* LISTED ENTRIES *
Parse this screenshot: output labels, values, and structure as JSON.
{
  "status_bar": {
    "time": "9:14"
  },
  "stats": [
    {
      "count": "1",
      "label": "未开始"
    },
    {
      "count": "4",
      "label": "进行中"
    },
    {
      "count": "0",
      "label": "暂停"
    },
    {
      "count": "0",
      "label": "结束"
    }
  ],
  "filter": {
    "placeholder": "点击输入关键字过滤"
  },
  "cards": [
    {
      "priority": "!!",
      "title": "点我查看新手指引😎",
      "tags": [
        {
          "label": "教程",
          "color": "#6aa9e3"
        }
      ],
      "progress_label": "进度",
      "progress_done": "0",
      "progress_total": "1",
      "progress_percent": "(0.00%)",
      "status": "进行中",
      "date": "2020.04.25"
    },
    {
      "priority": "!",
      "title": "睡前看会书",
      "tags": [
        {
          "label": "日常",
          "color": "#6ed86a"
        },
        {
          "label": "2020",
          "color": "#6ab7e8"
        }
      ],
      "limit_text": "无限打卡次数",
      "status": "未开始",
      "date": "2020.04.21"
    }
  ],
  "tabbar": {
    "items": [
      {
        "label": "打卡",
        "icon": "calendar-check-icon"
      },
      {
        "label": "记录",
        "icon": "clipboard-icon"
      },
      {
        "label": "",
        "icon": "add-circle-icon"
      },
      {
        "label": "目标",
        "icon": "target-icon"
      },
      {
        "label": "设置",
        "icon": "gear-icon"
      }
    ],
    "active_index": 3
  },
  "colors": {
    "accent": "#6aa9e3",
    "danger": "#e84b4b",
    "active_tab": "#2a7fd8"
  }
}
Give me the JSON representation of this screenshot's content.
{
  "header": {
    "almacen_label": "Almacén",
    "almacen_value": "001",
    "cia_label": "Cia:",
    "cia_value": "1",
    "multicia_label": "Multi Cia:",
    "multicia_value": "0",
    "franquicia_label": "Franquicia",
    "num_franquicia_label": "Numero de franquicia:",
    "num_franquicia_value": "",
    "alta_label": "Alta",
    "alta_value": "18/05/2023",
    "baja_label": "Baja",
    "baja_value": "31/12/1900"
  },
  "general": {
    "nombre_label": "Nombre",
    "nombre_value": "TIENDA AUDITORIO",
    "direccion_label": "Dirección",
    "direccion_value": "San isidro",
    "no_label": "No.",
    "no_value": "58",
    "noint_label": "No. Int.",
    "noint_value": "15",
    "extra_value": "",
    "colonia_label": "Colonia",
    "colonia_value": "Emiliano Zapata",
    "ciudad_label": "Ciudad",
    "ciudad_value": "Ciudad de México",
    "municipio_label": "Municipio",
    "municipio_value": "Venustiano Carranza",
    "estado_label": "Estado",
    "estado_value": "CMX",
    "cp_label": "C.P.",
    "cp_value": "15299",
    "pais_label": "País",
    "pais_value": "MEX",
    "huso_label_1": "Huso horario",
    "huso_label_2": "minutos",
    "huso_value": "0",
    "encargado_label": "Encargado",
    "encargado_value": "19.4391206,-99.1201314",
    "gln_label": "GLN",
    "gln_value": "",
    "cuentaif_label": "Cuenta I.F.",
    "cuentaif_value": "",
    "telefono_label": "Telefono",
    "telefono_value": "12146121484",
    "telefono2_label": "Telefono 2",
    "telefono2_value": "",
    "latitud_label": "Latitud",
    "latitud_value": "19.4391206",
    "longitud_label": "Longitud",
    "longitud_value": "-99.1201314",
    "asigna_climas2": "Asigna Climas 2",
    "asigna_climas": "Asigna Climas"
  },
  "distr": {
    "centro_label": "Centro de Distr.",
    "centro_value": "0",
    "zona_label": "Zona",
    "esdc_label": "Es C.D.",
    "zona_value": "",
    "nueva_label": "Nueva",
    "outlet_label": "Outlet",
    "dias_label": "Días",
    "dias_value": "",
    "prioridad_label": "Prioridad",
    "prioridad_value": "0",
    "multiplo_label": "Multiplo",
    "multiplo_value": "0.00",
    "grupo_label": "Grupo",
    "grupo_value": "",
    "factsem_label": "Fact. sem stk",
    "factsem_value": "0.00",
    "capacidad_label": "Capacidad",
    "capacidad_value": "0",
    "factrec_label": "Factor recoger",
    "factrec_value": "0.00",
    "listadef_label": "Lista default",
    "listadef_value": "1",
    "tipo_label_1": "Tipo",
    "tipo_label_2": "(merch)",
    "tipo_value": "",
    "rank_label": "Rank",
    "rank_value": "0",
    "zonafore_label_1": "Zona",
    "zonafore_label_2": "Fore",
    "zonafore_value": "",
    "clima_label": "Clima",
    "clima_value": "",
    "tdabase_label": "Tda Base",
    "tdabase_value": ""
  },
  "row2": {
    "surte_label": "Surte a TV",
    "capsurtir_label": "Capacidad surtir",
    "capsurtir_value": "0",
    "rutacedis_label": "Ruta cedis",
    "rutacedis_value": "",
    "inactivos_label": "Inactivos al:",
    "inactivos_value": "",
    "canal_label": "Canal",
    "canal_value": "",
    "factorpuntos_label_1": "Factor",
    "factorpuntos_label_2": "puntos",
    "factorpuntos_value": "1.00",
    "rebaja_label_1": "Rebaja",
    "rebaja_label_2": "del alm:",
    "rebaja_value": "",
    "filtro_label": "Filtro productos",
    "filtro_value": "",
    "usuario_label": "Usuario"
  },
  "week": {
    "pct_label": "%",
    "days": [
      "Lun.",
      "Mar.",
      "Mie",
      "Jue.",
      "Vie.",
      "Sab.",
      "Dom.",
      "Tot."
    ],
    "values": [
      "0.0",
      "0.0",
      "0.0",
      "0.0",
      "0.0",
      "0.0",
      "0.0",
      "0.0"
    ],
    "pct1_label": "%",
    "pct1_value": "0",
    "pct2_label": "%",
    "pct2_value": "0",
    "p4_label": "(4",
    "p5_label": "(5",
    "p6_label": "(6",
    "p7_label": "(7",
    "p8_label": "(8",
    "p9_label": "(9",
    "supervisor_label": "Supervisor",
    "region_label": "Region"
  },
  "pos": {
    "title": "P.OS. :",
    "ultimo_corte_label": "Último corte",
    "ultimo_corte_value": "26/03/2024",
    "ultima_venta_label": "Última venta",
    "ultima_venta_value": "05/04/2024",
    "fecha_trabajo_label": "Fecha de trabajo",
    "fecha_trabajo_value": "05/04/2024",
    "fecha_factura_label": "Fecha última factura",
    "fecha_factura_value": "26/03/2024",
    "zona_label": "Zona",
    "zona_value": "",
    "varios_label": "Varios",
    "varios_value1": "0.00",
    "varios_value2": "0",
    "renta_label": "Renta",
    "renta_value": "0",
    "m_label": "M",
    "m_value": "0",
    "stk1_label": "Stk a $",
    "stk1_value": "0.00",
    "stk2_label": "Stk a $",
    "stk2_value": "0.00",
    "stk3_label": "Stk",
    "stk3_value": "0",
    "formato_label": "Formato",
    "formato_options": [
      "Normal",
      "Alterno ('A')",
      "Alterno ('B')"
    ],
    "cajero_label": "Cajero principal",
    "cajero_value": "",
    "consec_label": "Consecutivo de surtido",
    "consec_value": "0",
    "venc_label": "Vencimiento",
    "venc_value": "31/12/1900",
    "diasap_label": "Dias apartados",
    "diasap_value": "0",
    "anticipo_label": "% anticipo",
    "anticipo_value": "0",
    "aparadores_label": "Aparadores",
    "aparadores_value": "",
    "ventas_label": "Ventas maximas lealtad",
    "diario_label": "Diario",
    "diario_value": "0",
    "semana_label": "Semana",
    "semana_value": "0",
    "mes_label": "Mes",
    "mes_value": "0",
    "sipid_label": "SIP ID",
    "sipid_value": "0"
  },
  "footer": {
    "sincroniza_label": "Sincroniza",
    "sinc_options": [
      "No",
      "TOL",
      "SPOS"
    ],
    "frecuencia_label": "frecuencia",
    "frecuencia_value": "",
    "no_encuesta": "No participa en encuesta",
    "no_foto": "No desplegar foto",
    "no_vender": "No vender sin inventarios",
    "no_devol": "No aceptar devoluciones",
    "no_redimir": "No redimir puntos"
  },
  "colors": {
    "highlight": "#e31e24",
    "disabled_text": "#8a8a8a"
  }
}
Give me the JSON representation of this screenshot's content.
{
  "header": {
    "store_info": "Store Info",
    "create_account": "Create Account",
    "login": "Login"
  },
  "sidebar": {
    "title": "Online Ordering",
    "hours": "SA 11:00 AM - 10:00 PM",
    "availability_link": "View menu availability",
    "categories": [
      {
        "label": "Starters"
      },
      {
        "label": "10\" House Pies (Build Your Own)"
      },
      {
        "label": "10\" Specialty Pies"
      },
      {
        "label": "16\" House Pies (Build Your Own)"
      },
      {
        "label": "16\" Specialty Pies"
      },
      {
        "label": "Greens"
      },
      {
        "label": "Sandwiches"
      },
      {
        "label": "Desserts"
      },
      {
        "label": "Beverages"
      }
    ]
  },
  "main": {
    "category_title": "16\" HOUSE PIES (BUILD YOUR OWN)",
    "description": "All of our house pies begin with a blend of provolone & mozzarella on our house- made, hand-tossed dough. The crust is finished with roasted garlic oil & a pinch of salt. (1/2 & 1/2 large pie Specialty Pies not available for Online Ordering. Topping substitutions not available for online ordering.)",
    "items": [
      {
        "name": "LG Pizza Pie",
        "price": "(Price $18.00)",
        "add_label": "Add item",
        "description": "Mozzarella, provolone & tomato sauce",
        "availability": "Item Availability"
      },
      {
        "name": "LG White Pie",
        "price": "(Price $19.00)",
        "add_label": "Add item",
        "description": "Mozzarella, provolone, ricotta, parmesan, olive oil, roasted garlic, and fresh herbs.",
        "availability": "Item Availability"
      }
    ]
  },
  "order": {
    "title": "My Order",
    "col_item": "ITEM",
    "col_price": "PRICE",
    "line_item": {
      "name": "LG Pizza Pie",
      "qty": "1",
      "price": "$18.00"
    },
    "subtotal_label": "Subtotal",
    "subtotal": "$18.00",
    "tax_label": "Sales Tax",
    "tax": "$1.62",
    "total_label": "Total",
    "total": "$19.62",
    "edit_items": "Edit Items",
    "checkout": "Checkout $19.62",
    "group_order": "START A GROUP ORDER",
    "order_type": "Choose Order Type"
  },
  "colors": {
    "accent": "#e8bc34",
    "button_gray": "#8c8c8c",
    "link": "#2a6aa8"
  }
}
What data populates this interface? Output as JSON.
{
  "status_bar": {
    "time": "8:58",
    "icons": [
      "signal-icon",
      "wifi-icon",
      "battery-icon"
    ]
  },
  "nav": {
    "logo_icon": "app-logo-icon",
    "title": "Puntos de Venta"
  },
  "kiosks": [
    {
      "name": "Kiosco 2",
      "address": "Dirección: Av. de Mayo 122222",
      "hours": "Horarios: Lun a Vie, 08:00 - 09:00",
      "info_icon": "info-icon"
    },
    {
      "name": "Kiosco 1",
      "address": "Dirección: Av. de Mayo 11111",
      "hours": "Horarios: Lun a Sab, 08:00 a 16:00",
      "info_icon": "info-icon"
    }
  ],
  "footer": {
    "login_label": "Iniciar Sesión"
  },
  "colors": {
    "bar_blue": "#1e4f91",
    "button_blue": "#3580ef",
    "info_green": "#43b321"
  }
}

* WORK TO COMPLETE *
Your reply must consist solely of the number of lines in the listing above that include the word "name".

* FINAL ANSWER *
5